The two Cathedrals in Oban

St John’s Cathedral, part of The Scottish Episcopal Church – or the Cathedral Church of St John the Divine (Scottish Gaelic Ard-eaglais Eòin an Diadhair) is a cathedral of the Scottish Episcopal Church. It is one of the two cathedrals of the Diocese of Argyll and the Isles, and one of the sees of the Bishop of Argyll and the Isles. Aye, Oban is a town with TWO cathedrals. The MacDougalls of Dunollie and their co consiritors the Campbells of Dunstaffnage began the project to build an episcopal church in Oban in 1846. The first church was completed in 1864 and as the town grew, so the church developed. Funds ran out before construction finished – thus we are left with a unique cathedral (designated as such in 1920) steel girders supporting the incomplete grand structure. Historic wee note; In 1878 the Scottish Hierarchy was restored. Bishop Angus MacDonald, the first Bishop of the Diocese, organised the building of the first Cathedral in Oban. Made out of corrugated iron, it was supposed to last a short while. In fact, it stood for over 50 years. 1932 Bishop Donald Martin began the building of a new Cathedral for the Diocese of Argyll and the isles. He raised much of the money in America, Canada, and Ireland. Stained glass windows depicting the three Archangels Michael, Raphael, and Gabriel were commissioned by the Marquis of Bute for the Cathedral at Oban. These can now be seen in St Patrick’s Church, Mallaig.

The other is St Columba’s Cathedral designed by Sir Giles Gilbert Scott.  He designed the Anglican Cathedral at Liverpool (which is huge) and the famous red telephone box. The Cathedral is in the neo-Gothic style and pink and blue granite are the materials used throughout making the Cathedral a tangible symbol of the sturdiness of the tradition of the faith of the people of the west highlands and islands of Scotland.  St. Columba’s Cathedral stands on the edge of Oban Bay looking west across the Firth of Lorne to Iona and beyond, across the Atlantic to North America and Canada.

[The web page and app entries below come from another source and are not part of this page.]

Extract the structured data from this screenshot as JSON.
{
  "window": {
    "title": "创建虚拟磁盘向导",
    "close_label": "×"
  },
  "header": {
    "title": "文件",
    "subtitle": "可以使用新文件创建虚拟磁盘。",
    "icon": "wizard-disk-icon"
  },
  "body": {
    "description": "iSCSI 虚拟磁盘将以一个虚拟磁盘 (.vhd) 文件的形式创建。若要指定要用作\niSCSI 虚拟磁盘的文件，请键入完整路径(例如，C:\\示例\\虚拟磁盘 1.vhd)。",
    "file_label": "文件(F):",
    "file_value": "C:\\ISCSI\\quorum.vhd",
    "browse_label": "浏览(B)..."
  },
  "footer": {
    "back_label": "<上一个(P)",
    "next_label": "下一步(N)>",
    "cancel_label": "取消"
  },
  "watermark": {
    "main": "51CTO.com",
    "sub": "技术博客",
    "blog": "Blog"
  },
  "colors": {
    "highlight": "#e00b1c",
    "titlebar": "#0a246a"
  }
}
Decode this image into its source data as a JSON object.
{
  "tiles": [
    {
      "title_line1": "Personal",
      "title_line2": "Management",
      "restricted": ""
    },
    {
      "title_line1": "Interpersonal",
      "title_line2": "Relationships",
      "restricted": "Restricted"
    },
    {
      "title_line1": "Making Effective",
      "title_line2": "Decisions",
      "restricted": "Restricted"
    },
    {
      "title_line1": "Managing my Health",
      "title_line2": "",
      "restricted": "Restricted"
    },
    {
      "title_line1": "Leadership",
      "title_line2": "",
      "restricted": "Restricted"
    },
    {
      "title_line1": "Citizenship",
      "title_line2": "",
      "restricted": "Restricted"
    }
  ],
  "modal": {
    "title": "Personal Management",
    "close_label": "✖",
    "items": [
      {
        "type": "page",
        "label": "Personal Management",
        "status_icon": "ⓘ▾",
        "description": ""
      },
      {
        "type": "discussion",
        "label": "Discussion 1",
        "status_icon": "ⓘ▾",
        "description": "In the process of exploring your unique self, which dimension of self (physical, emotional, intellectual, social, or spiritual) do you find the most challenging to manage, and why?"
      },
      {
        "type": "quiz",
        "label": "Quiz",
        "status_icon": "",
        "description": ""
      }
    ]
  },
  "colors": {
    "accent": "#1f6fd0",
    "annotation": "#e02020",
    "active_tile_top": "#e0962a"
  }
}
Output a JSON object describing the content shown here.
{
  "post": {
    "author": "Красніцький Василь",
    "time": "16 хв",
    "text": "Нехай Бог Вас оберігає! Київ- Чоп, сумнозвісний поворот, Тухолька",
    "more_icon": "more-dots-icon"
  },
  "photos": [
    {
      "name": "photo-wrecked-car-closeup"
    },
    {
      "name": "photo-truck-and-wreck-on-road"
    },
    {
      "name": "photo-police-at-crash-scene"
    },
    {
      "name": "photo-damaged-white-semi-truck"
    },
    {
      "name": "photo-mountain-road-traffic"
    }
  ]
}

Built between 1932 and 1958, St Columba’s Cathedral is the principal church of the Roman Catholic Diocese of Argyll and the Isles. RC Diocese of Argyll and the Isles. St Columba’s is by far the nicest setting, being on the Esplanade, this is the one I would attend when in Oban – Paul.

In the Middle Ages the cathedral of the diocese of Argyll was north of Oban on the island of Lismore. Dedicated to  St Moluag, Lismore Cathedral is now a Church of Scotland parish church. Saint Moluag (Old Irish Mo-Luóc – d. 592), founded a monastery on the island. It was a major centre of Christianity in Scotland, and the seat of the later medieval bishopric of Argyll or the Isles. Lismore was ideally situated. The Diocese of Argyll was Scotland’s most impoverished diocese, and the fourteenth century Cathedral was very modest in scale. Only the choir survives, in greatly altered form, the nave and western tower having been reduced to their foundations. The chief surviving medieval features are three doorways, one blocked, another originally the entrance through the pulpitum, a piscina and the triple-arched sedilia. Several medieval grave slabs are preserved in the church. The building is in use as the parish church of Lismore, a congregation of the Church of Scotland. It is linked with Appin Parish Church on the mainland. The minister is Rev Roderick D. M. Campbell, formerly of St Andrew’s and St George’s Church in Edinburgh; too many Campbells about for me.

Another wee historic story – Carnasserie Castle a mile north of Kilmartin. The castle was built 1565 and 1572 for Bishop John Carswell. You may well ask, “why is a Bishop building a castle?” They were fighting Bishops! Get a hold of  the musket and pistol holes – a deterrent to unwanted visitors; not very holy. Above the doorway is a panel showing Bishop Carswell’s wealth, the Bishop’s patron by the way, the 5th Earl of Argyll (Campbell). John Carswell was a local, born in Kilmartin in the 1500s. After the Reformation of 1560 he was Superintendent of Argyll for the Reformed Church. He became Bishop of the Isles in 1567, by then a very wealthy man. In 1565 he embarked on the building of Carnasserie Castle as his main residence in Argyll, and as a place in which he could entertain his patron, Archibald, 5th Earl of Argyll whom we have mentioned already. Carswell published a Gaelic language translation of the Book of Common Order, also known as “John Knox’s Liturgy” after its original author, everything the Protestant religion in the Gaelic-speaking areas of Scotland needed. It was the first book ever to be printed in Gaelic. Carnasserie remained property of the Dukes of Argyll, as we have seen, in 1685 it was attacked and burned by forces loyal to King James VII during an uprising against him by the 9th Earl of Argyll.  Justice.